Resetting an iPhone can alleviate all sorts of software woes, and wipe away personal data should you sell your device or give it to someone else. Here's how to factory reset an iPhone from within iOS or iTunes.

Apple’s latest feature ensures MacOS apps are safer than ever

MacOS is mythically known for being more immune to viruses than Windows, but that doesn't mean there isn't room to make it safer. Apple is using an app notarization feature to protect users from downloading malicious apps.

Will Apple introduce a new MacBook at its Oct. 30 event? Here's everything we know

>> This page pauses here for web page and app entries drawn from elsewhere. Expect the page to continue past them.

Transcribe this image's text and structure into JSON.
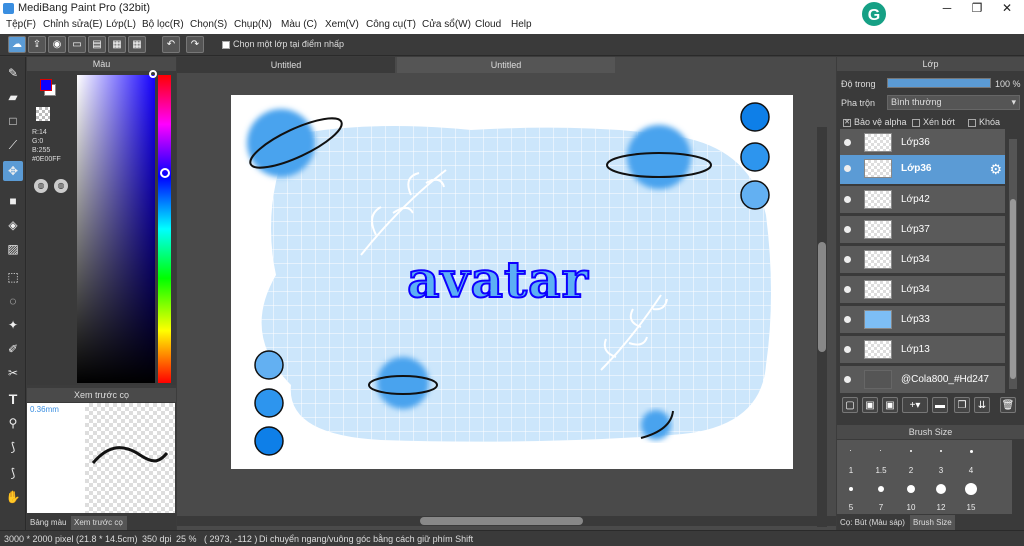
{
  "window": {
    "title": "MediBang Paint Pro (32bit)",
    "grammarly": "G",
    "min": "─",
    "max": "❐",
    "close": "✕"
  },
  "menu": [
    "Tệp(F)",
    "Chỉnh sửa(E)",
    "Lớp(L)",
    "Bộ lọc(R)",
    "Chọn(S)",
    "Chụp(N)",
    "Màu (C)",
    "Xem(V)",
    "Công cụ(T)",
    "Cửa sổ(W)",
    "Cloud",
    "Help"
  ],
  "toolbar": {
    "checkbox_label": "Chọn một lớp tại điểm nhấp"
  },
  "color_panel": {
    "title": "Màu",
    "r": "R:14",
    "g": "G:0",
    "b": "B:255",
    "hex": "#0E00FF",
    "fg": "#0e00ff"
  },
  "brush_preview": {
    "title": "Xem trước cọ",
    "size": "0.36mm",
    "tab1": "Bảng màu",
    "tab2": "Xem trước cọ"
  },
  "tabs": {
    "tab1": "Untitled",
    "tab2": "Untitled"
  },
  "artwork": {
    "text": "avatar"
  },
  "layer_panel": {
    "title": "Lớp",
    "opacity_label": "Độ trong",
    "opacity_value": "100 %",
    "blend_label": "Pha trộn",
    "blend_value": "Bình thường",
    "protect_alpha": "Bảo vệ alpha",
    "clipping": "Xén bớt",
    "lock": "Khóa",
    "layers": [
      {
        "name": "Lớp36"
      },
      {
        "name": "Lớp36"
      },
      {
        "name": "Lớp42"
      },
      {
        "name": "Lớp37"
      },
      {
        "name": "Lớp34"
      },
      {
        "name": "Lớp34"
      },
      {
        "name": "Lớp33"
      },
      {
        "name": "Lớp13"
      },
      {
        "name": "@Cola800_#Hd247"
      }
    ]
  },
  "brush_size": {
    "title": "Brush Size",
    "sizes": [
      "1",
      "1.5",
      "2",
      "3",
      "4",
      "5",
      "7",
      "10",
      "12",
      "15"
    ],
    "tab1": "Cọ: Bút (Màu sáp)",
    "tab2": "Brush Size"
  },
  "status": {
    "size": "3000 * 2000 pixel",
    "cm": "(21.8 * 14.5cm)",
    "dpi": "350 dpi",
    "zoom": "25 %",
    "coords": "( 2973, -112 )",
    "hint": "Di chuyển ngang/vuông góc bằng cách giữ phím Shift"
  }
}
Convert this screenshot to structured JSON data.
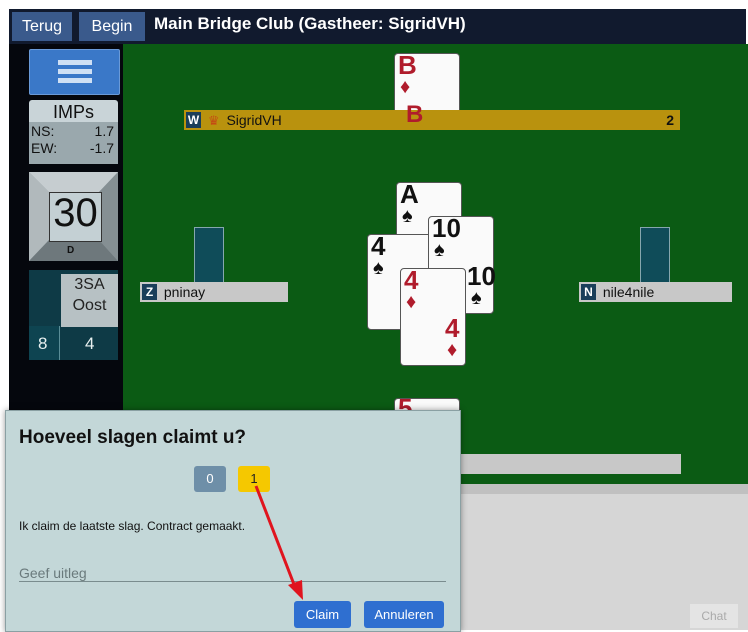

Whether it's called the MacBook Air or just the MacBook, Apple is highly rumored to introduce a new, affordable laptop in 2018. We discuss reports about upgrading displays, processors, sign-in features, and more.

Apple CEO demands Bloomberg retract its Chinese surveillance story

Apple CEO Tim Cook is calling on Bloomberg to retract a story alleging that Apple had purchased compromised servers that allowed the Chinese government to spy on Apple. Apple's investigation found no truth to the story.

Sams's Club offers $100 gift cards for iPhone XR pre-orders

After months of rumors and speculation, Apple has finally taken the wraps off of the new iPhone XS, iPhone XS Max, and iPhone XR. Now that the phones are out, you might be wondering how you can get them for yourself.

It’s about time! A USB-C magnetic charger for the Apple Watch has finally arrived

While most of the buzz surrounding Apple has been about the iPhone XR, the company also introduced a new Apple Watch accessory. Starting October 24, a USB-C magnetic charger will be available for purchase.